External validation may be sought indirectly with people-pleasing behaviors. An individual may do or say things, as well as dress or look a certain way, to seek validation from others. This is particularly dangerous if the person is going against their own values or beliefs just to receive the validation of others. And unfortunately, when this validation is provided, it is often rejected or dismissed quickly. As an example, I may subconsciously be aware that when I am overly friendly and generous with a co-worker it results in receiving compliments about my character and appearance. I may spend extra time, money, and disregard my own boundaries or values to go out of my way to please that co-worker because of my need for external validation. However, if I do not like myself or believe these compliments, then it will not be meaningful because I will most likely discredit and argue the compliments and turn to the negative internal dialogue that is most often present.
Therefore, we should not seek external validation for an internal struggle. If a sense of worth and acceptance is missing, that is not going to be found through other people’s acceptance of us. Even if a million people saw worth in someone, if that individual does not see it in self, it will not matter and will ultimately be ruled invalid by that person. So, it’s time to stop seeking the praise and reinforcements of others and start looking to self for validation and support. It starts by beginning to identify strengths and positives rather than relying on others to do it.
Are you willing to give yourself one compliment per day (rather than waiting for someone else to)? Are you willing to be proud of yourself for at least one thing per day (rather than waiting for others to notice)? Are you willing to start praising yourself today (rather than relying on others to praise you)?
Whenever you are ready, this is when change towards acceptance can happen because it will be authentic, meaningful and internalized.
TK Contributor: As the Timberline Knolls Eating Disorder Program Coordinator, Camille Williams MA, NCC, LCPC, supports the development of curriculum, supervises the eating disorder specialists, and provides group therapy. She also educates and trains all staff on campus and advocates for eating disorder awareness through publications. Timberline Knolls serves as an iaedp™Presidents Council Member.

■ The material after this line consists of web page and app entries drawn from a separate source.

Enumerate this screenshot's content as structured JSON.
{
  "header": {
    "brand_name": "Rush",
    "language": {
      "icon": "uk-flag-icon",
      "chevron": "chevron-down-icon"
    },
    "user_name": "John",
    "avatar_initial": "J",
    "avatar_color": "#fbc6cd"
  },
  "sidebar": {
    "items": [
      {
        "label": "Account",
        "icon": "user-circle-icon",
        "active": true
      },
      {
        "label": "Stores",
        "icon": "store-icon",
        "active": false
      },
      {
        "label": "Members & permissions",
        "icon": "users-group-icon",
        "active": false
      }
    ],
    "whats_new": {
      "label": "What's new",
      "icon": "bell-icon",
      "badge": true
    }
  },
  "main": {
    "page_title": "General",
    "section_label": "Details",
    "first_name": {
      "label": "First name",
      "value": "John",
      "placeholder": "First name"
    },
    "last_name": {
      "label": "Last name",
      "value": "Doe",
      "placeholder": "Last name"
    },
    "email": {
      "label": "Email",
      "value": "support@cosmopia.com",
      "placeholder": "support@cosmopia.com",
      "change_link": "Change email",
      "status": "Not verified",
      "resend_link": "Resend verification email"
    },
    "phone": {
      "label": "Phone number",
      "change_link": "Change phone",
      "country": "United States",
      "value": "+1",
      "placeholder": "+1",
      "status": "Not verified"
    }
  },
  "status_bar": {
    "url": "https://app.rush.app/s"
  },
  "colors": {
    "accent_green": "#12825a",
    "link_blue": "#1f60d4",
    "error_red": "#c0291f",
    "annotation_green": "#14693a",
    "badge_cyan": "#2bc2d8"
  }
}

*The opinions and views of our guest contributors are shared to provide a broad perspective of eating disorders and not intended as endorsement by iaedp Foundation, Inc. or its Board of Directors.*